Spotlight: Lucy Smythe, Scientific Advisor, Food Standards Scotland


Tell us a fun fact about yourself.


I have flown a plane before!

Tell us about your career journey so far.


During school, I wasn’t sure whether to study Maths or Chemistry at university but I ended up studying Chemistry at Edinburgh University.


I chose Edinburgh University because I thought it was a lovely city and you had the option to choose other courses in first and second year (I did maths, Italian and geography).


During my degree I did a year in industry in Connecticut, USA which was a great experience, both for learning new chemistry skills, but also to experience a new culture and to be close to New York. After university I still wasn’t too sure what I wanted to do so I did a PhD in chemistry.


I enjoyed learning new chemistry techniques but I realised I wanted to move out of research and into science policy. I looked for jobs where I would still be involved in chemistry but more on the policy side of things. That is what attracted me to my current job in Food Standards Scotland.

What was your favourite subject in school and why?


My favourite subject at school was Maths, I liked the problem solving element of it and being able to spot patterns. That feeling of figuring out a complex trigonometry problem gave me a lot of satisfaction!


What subjects/qualifications/skills are useful for your role?

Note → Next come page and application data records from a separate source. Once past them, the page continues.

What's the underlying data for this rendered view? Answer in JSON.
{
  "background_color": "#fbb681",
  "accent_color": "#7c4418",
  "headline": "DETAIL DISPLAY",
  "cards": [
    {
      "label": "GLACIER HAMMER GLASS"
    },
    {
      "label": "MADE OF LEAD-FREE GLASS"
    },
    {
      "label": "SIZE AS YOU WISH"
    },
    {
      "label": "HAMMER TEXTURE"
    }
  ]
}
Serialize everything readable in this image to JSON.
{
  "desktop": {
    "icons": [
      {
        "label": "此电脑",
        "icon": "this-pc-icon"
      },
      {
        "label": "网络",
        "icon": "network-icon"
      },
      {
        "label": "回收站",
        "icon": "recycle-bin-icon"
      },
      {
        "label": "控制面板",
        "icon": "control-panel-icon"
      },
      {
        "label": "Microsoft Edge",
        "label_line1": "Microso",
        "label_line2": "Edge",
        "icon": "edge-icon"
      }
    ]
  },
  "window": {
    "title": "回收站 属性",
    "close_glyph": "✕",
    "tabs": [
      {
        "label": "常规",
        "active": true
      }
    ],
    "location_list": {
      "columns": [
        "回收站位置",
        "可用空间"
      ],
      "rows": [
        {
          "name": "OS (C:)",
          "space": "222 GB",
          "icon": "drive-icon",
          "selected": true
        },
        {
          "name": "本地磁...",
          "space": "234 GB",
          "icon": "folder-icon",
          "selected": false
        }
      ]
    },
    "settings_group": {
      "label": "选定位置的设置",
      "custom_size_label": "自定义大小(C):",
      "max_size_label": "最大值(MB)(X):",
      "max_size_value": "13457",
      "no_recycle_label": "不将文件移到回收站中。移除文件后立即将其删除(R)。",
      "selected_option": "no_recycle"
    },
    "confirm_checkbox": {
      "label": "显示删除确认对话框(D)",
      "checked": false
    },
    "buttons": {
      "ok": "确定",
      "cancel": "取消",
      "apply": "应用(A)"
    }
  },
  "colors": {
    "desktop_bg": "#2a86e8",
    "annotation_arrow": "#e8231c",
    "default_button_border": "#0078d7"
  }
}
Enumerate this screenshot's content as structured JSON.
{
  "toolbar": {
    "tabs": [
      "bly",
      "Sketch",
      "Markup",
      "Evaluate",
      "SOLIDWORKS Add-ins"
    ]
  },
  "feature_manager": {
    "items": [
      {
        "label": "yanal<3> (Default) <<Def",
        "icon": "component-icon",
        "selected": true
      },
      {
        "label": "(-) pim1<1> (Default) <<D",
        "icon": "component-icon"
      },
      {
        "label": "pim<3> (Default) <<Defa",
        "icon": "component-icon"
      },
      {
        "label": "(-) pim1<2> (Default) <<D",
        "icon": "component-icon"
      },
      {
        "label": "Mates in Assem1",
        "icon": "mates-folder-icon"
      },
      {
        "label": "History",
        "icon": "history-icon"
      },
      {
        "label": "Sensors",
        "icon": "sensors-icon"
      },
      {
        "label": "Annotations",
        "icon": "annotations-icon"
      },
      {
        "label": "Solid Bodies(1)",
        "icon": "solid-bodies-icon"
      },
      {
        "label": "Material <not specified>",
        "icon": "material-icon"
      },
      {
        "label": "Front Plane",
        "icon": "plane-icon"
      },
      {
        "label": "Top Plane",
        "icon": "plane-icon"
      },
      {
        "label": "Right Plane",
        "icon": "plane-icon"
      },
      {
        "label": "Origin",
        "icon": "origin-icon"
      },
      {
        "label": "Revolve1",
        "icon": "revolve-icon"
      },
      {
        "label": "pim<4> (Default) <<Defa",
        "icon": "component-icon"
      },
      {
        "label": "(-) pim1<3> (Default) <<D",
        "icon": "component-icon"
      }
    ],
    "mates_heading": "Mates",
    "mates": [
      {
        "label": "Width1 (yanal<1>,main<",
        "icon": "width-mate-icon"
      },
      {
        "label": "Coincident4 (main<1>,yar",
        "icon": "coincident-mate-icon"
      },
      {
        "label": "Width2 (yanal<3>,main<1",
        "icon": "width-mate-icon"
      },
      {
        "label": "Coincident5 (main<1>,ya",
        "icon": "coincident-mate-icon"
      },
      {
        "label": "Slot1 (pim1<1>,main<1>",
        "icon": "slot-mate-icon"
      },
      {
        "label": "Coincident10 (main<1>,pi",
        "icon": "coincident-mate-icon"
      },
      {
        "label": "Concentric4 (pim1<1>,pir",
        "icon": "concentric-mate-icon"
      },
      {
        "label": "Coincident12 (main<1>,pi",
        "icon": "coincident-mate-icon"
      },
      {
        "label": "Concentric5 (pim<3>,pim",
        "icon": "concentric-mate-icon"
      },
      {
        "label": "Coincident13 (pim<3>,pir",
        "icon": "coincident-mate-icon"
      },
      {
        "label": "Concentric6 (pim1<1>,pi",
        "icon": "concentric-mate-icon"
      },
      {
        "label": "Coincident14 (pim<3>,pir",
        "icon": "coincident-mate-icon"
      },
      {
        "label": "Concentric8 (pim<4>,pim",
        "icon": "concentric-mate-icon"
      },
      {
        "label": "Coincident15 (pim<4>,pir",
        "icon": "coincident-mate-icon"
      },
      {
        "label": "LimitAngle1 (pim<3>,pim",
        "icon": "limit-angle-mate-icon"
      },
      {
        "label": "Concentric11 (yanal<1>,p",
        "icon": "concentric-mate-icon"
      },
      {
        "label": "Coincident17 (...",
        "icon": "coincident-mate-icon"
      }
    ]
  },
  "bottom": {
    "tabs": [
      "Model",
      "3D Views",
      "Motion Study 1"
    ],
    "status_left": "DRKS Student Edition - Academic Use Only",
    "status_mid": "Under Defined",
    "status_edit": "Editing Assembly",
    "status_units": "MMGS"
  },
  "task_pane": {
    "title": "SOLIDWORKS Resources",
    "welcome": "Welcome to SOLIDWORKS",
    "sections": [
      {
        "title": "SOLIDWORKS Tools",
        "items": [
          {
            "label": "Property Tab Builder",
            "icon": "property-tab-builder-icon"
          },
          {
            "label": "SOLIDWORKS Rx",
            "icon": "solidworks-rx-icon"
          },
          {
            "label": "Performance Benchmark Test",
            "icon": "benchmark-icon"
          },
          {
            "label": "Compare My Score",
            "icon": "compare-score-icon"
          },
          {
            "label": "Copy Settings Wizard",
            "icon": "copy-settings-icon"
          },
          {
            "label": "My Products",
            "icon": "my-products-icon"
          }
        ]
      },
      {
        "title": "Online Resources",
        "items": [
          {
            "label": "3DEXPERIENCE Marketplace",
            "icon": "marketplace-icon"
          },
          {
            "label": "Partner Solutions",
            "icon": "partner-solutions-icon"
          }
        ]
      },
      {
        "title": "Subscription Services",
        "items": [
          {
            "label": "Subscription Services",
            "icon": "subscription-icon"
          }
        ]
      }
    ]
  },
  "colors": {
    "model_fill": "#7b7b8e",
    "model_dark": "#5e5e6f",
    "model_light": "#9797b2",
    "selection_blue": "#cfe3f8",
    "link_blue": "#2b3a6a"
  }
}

There are qualifications that are necessary for my role (eg. My chemistry degrees), however all of the subjects I have studied and skills I have learnt over the years through teaching, outreach events and volunteering really help with building soft skills like communication and teamwork. The ability to communicate scientific concepts and ideas is equally as import as understanding them yourself.

What is your favourite thing about your job?


I enjoy the varied aspect of my job. It is interesting and feels as though it is doing some good (no one wants nasty chemicals in the food chain). But from a chemical side it’s very interesting to learn a bit more about toxicology and how new products (eg. Alternative protein sources) are checked to ensure safety before they go on the market.


What is a normal day in your role like?


On a normal day we start with a whole science team meeting. This sets me up for the day as we discuss interesting issues that have arisen or just have more of a general chat about how we are getting on. Then I might work on checking a scientific dossier (the application that a company might submit to check that the food or feed additive they want to sell is safe and useful). I also might respond to another team in the organisation about a query they have. Otherwise I might work on preparing a business case for a research project that the science team are commissioning.


And what does your job title mean?


I am Scientific Advisor in the chemical safety team. We help to risk assess what actions should be taken if a harmful chemical is found in food (eg. High levels of toxins in a packet of nuts), help explain chemical issues to other people within Food Standards Scotland, and commission science projects if we feel there is an evidence gap in an aspect of chemical food safety which might affect the Scottish consumer.


Can you suggest an activity that could be done at home that illustrates an aspect of your work?


The Food Standards Scotland website has lots of useful tools to learn about allergens, food safety in your kitchen and nutrition.

Food safety & healthy eating education | Food Standards Scotland | Food Standards Scotland